- Records shown:
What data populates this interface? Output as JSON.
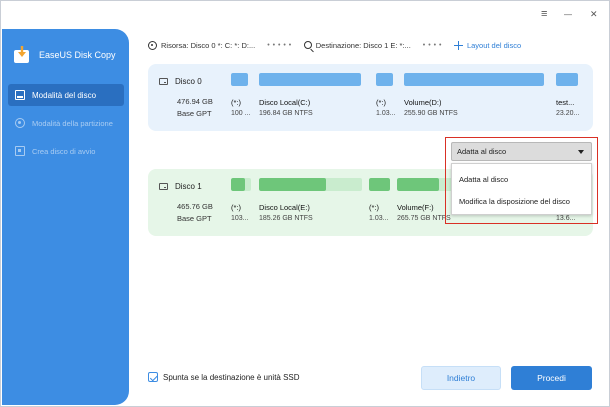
{
  "app": {
    "name": "EaseUS Disk Copy"
  },
  "sidebar": {
    "items": [
      {
        "label": "Modalità del disco",
        "active": true
      },
      {
        "label": "Modalità della partizione",
        "active": false
      },
      {
        "label": "Crea disco di avvio",
        "active": false
      }
    ]
  },
  "window_controls": {
    "menu": "≡",
    "minimize": "—",
    "close": "✕"
  },
  "pathbar": {
    "source": "Risorsa: Disco 0 *: C: *: D:...",
    "separator": "• • • • •",
    "destination": "Destinazione: Disco 1 E: *:...",
    "separator2": "• • • •",
    "layout_link": "Layout del disco"
  },
  "disks": [
    {
      "name": "Disco 0",
      "size": "476.94 GB",
      "type": "Base GPT",
      "partitions": [
        {
          "name": "(*:)",
          "info": "100 ...",
          "fill": 1.0
        },
        {
          "name": "Disco Local(C:)",
          "info": "196.84 GB NTFS",
          "fill": 1.0
        },
        {
          "name": "(*:)",
          "info": "1.03...",
          "fill": 1.0
        },
        {
          "name": "Volume(D:)",
          "info": "255.90 GB NTFS",
          "fill": 1.0
        },
        {
          "name": "test...",
          "info": "23.20...",
          "fill": 1.0
        }
      ]
    },
    {
      "name": "Disco 1",
      "size": "465.76 GB",
      "type": "Base GPT",
      "partitions": [
        {
          "name": "(*:)",
          "info": "103...",
          "fill": 0.7
        },
        {
          "name": "Disco Local(E:)",
          "info": "185.26 GB NTFS",
          "fill": 0.65
        },
        {
          "name": "(*:)",
          "info": "1.03...",
          "fill": 1.0
        },
        {
          "name": "Volume(F:)",
          "info": "265.75 GB NTFS",
          "fill": 0.6
        },
        {
          "name": "",
          "info": "13.6...",
          "fill": 1.0
        }
      ]
    }
  ],
  "dropdown": {
    "selected": "Adatta al disco",
    "options": [
      "Adatta al disco",
      "Modifica la disposizione del disco"
    ]
  },
  "ssd_checkbox": {
    "label": "Spunta se la destinazione è unità SSD",
    "checked": true
  },
  "buttons": {
    "back": "Indietro",
    "next": "Procedi"
  },
  "colors": {
    "sidebar": "#3d8de3",
    "accent": "#2f7fd6",
    "highlight": "#d93025",
    "disk0_fill": "#6eb2ec",
    "disk1_fill": "#6ec67a"
  }
}
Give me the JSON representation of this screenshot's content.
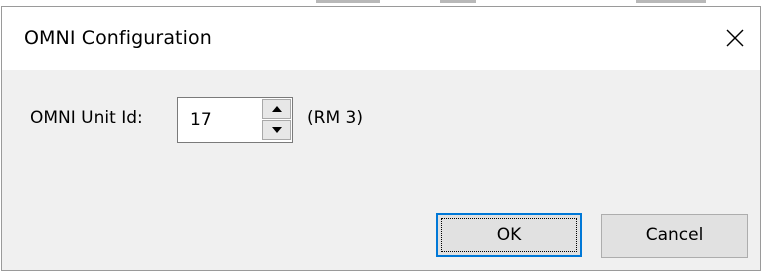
{
  "dialog": {
    "title": "OMNI Configuration",
    "close_icon": "close-icon"
  },
  "form": {
    "unit_id_label": "OMNI Unit Id:",
    "unit_id_value": "17",
    "unit_note": "(RM 3)",
    "spin_up_icon": "chevron-up-icon",
    "spin_down_icon": "chevron-down-icon"
  },
  "buttons": {
    "ok_label": "OK",
    "cancel_label": "Cancel"
  },
  "colors": {
    "dialog_background": "#f0f0f0",
    "titlebar_background": "#ffffff",
    "focus_accent": "#0078d7",
    "button_face": "#e1e1e1"
  }
}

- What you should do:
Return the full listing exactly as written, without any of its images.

- Output below:
What data populates this interface? Output as JSON.
{
  "app": {
    "name": "EaseUS Disk Copy"
  },
  "sidebar": {
    "items": [
      {
        "label": "Modalità del disco",
        "active": true
      },
      {
        "label": "Modalità della partizione",
        "active": false
      },
      {
        "label": "Crea disco di avvio",
        "active": false
      }
    ]
  },
  "window_controls": {
    "menu": "≡",
    "minimize": "—",
    "close": "✕"
  },
  "pathbar": {
    "source": "Risorsa: Disco 0 *: C: *: D:...",
    "separator": "• • • • •",
    "destination": "Destinazione: Disco 1 E: *:...",
    "separator2": "• • • •",
    "layout_link": "Layout del disco"
  },
  "disks": [
    {
      "name": "Disco 0",
      "size": "476.94 GB",
      "type": "Base GPT",
      "partitions": [
        {
          "name": "(*:)",
          "info": "100 ...",
          "fill": 1.0
        },
        {
          "name": "Disco Local(C:)",
          "info": "196.84 GB NTFS",
          "fill": 1.0
        },
        {
          "name": "(*:)",
          "info": "1.03...",
          "fill": 1.0
        },
        {
          "name": "Volume(D:)",
          "info": "255.90 GB NTFS",
          "fill": 1.0
        },
        {
          "name": "test...",
          "info": "23.20...",
          "fill": 1.0
        }
      ]
    },
    {
      "name": "Disco 1",
      "size": "465.76 GB",
      "type": "Base GPT",
      "partitions": [
        {
          "name": "(*:)",
          "info": "103...",
          "fill": 0.7
        },
        {
          "name": "Disco Local(E:)",
          "info": "185.26 GB NTFS",
          "fill": 0.65
        },
        {
          "name": "(*:)",
          "info": "1.03...",
          "fill": 1.0
        },
        {
          "name": "Volume(F:)",
          "info": "265.75 GB NTFS",
          "fill": 0.6
        },
        {
          "name": "",
          "info": "13.6...",
          "fill": 1.0
        }
      ]
    }
  ],
  "dropdown": {
    "selected": "Adatta al disco",
    "options": [
      "Adatta al disco",
      "Modifica la disposizione del disco"
    ]
  },
  "ssd_checkbox": {
    "label": "Spunta se la destinazione è unità SSD",
    "checked": true
  },
  "buttons": {
    "back": "Indietro",
    "next": "Procedi"
  },
  "colors": {
    "sidebar": "#3d8de3",
    "accent": "#2f7fd6",
    "highlight": "#d93025",
    "disk0_fill": "#6eb2ec",
    "disk1_fill": "#6ec67a"
  }
}
Give me the JSON representation of this screenshot's content.
{
  "dialog": {
    "title": "OMNI Configuration",
    "close_icon": "close-icon"
  },
  "form": {
    "unit_id_label": "OMNI Unit Id:",
    "unit_id_value": "17",
    "unit_note": "(RM 3)",
    "spin_up_icon": "chevron-up-icon",
    "spin_down_icon": "chevron-down-icon"
  },
  "buttons": {
    "ok_label": "OK",
    "cancel_label": "Cancel"
  },
  "colors": {
    "dialog_background": "#f0f0f0",
    "titlebar_background": "#ffffff",
    "focus_accent": "#0078d7",
    "button_face": "#e1e1e1"
  }
}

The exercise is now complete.